Most experimental data on nutrient transport in cord-forming mycelia is based on movement of radiolabelled phosphate (Cairney, 1992; Jennings, 1994; Boddy, 1999). There are fewer reports on N-translocation as there is no readily available radioactive N-isotope. Heavy nitrogen (15N) and mass spectroscopy have been used to study transport (Arnebrant et al., 1993), while stable N isotopes have proved useful in characterizing the metabolic pathways involved in mycorrhizal N metabolism using nuclear magnetic resonance (NMR) (Pfeffer et al., 2001), but have not yet been applied in imaging mode to resolve N transport. An alternative strategy has been to use a 14C-labelled amino-acid analogue, α-aminoisobutyric acid, (AIB) which is taken up but not metabolised (Ogilvie-Villa et al., 1981; Kim & Roon, 1982; Watkinson, 1984; Lilly et al., 1990; Olsson & Gray, 1998). Because AIB is not metabolized, the 14C-label faithfully reports the distribution of the amino acid analogue. Although early studies on 14C-AIB translocation used destructive sampling, dynamics of 14C-AIB movement were recently imaged in intact colonies of Schizophyllum commune using a β-scanner with spatial resolution in the order of a few millimetres and a theoretical sampling interval of about 1 h (Olsson & Gray, 1998).

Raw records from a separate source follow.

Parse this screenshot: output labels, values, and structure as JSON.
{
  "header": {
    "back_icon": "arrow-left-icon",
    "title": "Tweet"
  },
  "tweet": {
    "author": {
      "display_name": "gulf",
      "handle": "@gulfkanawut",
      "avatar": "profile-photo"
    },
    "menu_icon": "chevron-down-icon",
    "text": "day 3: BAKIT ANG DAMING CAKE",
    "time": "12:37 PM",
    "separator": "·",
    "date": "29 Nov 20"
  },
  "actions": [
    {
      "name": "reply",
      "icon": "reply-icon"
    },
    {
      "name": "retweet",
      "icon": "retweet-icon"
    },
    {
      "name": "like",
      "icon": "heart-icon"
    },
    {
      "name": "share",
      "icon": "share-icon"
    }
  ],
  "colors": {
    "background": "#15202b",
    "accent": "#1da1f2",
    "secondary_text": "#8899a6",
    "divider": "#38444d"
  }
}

To visualize N transport in mycelial networks with higher temporal and spatial resolution, we developed a novel noninvasive technique to track movement of 14C-AIB in mycelia grown over an inert scintillation screen using a photon-counting camera (Tlalka et al., 2002). Rapid, pulsatile movement of AIB was observed with a period of 14.5 h in growing, foraging hyphae and 11–12 h along developing cords. The oscillations were maintained for a considerable period in darkness at constant temperature.
Rhythmic phenomena are widespread in fungi and other simple eukaryotes, ranging from self-sustaining metabolic rhythms with periodicities of the order of minutes (Kippert & Hunt, 2000) to the archetypal circadian rhythms associated with sporulation in Neurospora (Dunlap, 1998; Ramsdale, 1999; Bell-Pedersen, 2000; Merrow et al., 2001). Circadian rhythms in amino-acid uptake have been described for yeast (Edmunds et al., 1979) and Synechococcus (Chen et al., 1991). While the period of the oscillations in 14C-AIB transport observed previously was clearly different from a canonical 24-h circadian rhythm, it is possible that the oscillations are tied into the output of an ultradian oscillator with a period of less than 24 hours (Dunlap, 1998; Kippert & Hunt, 2000).
In this paper we report on improvements in both the camera system and the scintillation screen that allow simultaneous measurement of signals from both assimilatory hyphae that grow on the agar inoculum and takeup nutrients from it, and distal foraging hyphae that extend over the surrounding nonnutrient area. With this more sensitive system we have tested: first, whether there are differences in the pulsatile behaviour within assimilatory and foraging hyphae; second whether the oscillations are coupled to pulses in growth; and third whether the rhythm observed is subservient to a central clock, and therefore reflects the output of that oscillator, or whether the oscillations are an intrinsic part of amino-acid uptake and translocation and may therefore yield information on the underlying control systems.